* **WORK INSTRUCTION**:
Each record below is to be output unchanged, and any picture is to be dropped.

* **TASK INPUTS**:
+-------+

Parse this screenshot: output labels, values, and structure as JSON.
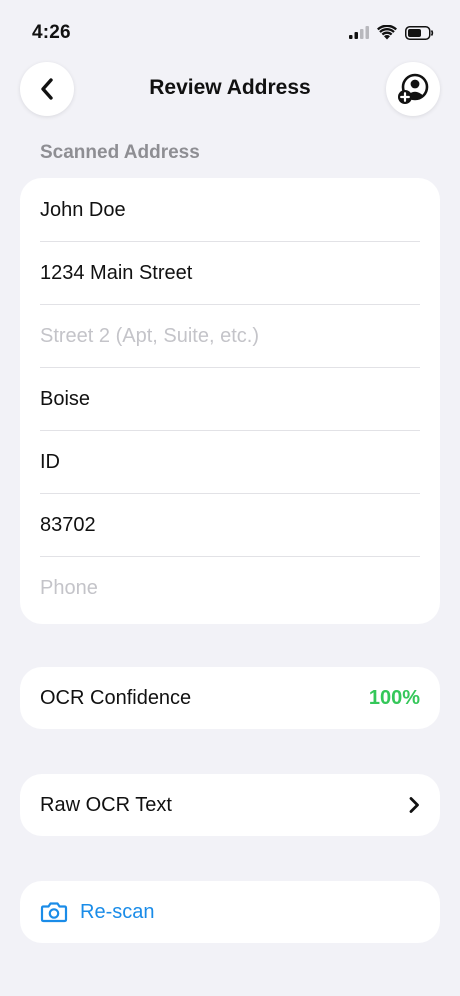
{
  "status_bar": {
    "time": "4:26"
  },
  "nav": {
    "title": "Review Address"
  },
  "section": {
    "label": "Scanned Address"
  },
  "address": {
    "fields": [
      {
        "value": "John Doe",
        "placeholder": false
      },
      {
        "value": "1234 Main Street",
        "placeholder": false
      },
      {
        "value": "Street 2 (Apt, Suite, etc.)",
        "placeholder": true
      },
      {
        "value": "Boise",
        "placeholder": false
      },
      {
        "value": "ID",
        "placeholder": false
      },
      {
        "value": "83702",
        "placeholder": false
      },
      {
        "value": "Phone",
        "placeholder": true
      }
    ]
  },
  "ocr": {
    "label": "OCR Confidence",
    "value": "100%"
  },
  "raw": {
    "label": "Raw OCR Text"
  },
  "rescan": {
    "label": "Re-scan"
  },
  "colors": {
    "accent_blue": "#1a8ce8",
    "success_green": "#34c759",
    "background": "#f2f2f7",
    "placeholder_gray": "#c4c4c9"
  }
}
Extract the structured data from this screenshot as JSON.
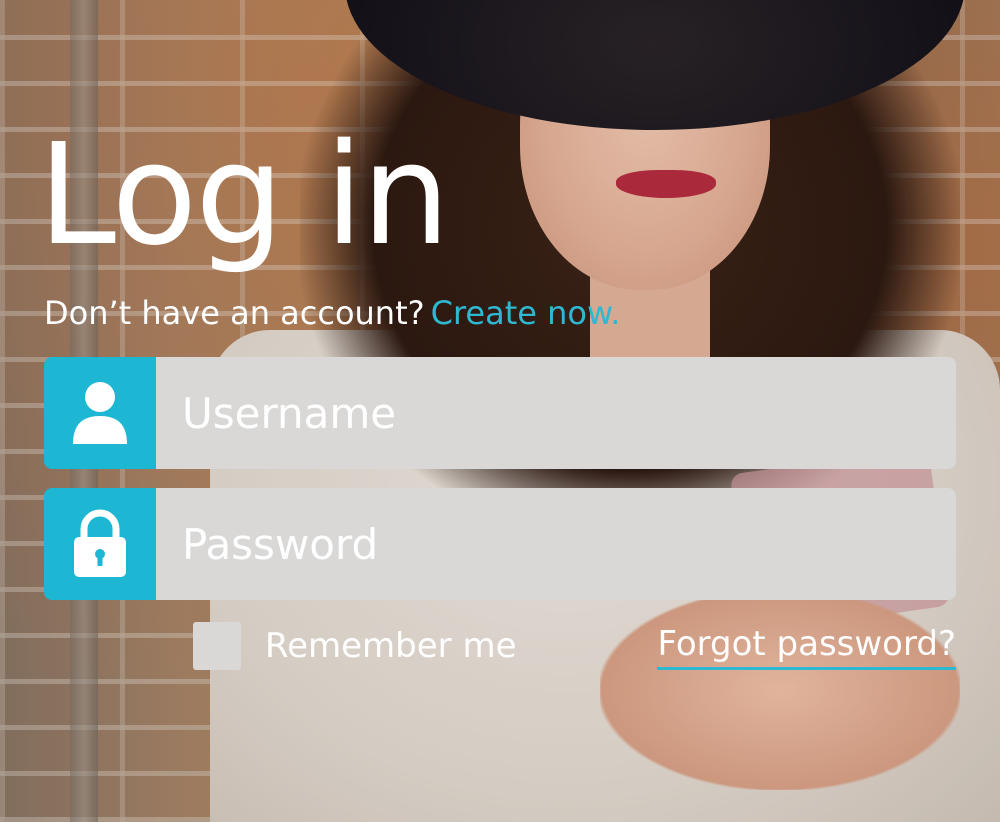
{
  "login": {
    "title": "Log in",
    "signup_prompt": "Don’t have an account?",
    "signup_link": "Create now.",
    "username": {
      "placeholder": "Username",
      "value": "",
      "icon": "user-icon"
    },
    "password": {
      "placeholder": "Password",
      "value": "",
      "icon": "lock-icon"
    },
    "remember_label": "Remember me",
    "remember_checked": false,
    "forgot_label": "Forgot password?"
  },
  "colors": {
    "accent": "#1db6d3",
    "link": "#2fb8d2",
    "field_bg": "#d9d8d7",
    "text": "#ffffff"
  }
}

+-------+

* **RESPONSE FOR THIS EXERCISE**:
Parse this screenshot: output labels, values, and structure as JSON.
{
  "status_bar": {
    "time": "4:26"
  },
  "nav": {
    "title": "Review Address"
  },
  "section": {
    "label": "Scanned Address"
  },
  "address": {
    "fields": [
      {
        "value": "John Doe",
        "placeholder": false
      },
      {
        "value": "1234 Main Street",
        "placeholder": false
      },
      {
        "value": "Street 2 (Apt, Suite, etc.)",
        "placeholder": true
      },
      {
        "value": "Boise",
        "placeholder": false
      },
      {
        "value": "ID",
        "placeholder": false
      },
      {
        "value": "83702",
        "placeholder": false
      },
      {
        "value": "Phone",
        "placeholder": true
      }
    ]
  },
  "ocr": {
    "label": "OCR Confidence",
    "value": "100%"
  },
  "raw": {
    "label": "Raw OCR Text"
  },
  "rescan": {
    "label": "Re-scan"
  },
  "colors": {
    "accent_blue": "#1a8ce8",
    "success_green": "#34c759",
    "background": "#f2f2f7",
    "placeholder_gray": "#c4c4c9"
  }
}
Extract the structured data from this screenshot as JSON.
{
  "login": {
    "title": "Log in",
    "signup_prompt": "Don’t have an account?",
    "signup_link": "Create now.",
    "username": {
      "placeholder": "Username",
      "value": "",
      "icon": "user-icon"
    },
    "password": {
      "placeholder": "Password",
      "value": "",
      "icon": "lock-icon"
    },
    "remember_label": "Remember me",
    "remember_checked": false,
    "forgot_label": "Forgot password?"
  },
  "colors": {
    "accent": "#1db6d3",
    "link": "#2fb8d2",
    "field_bg": "#d9d8d7",
    "text": "#ffffff"
  }
}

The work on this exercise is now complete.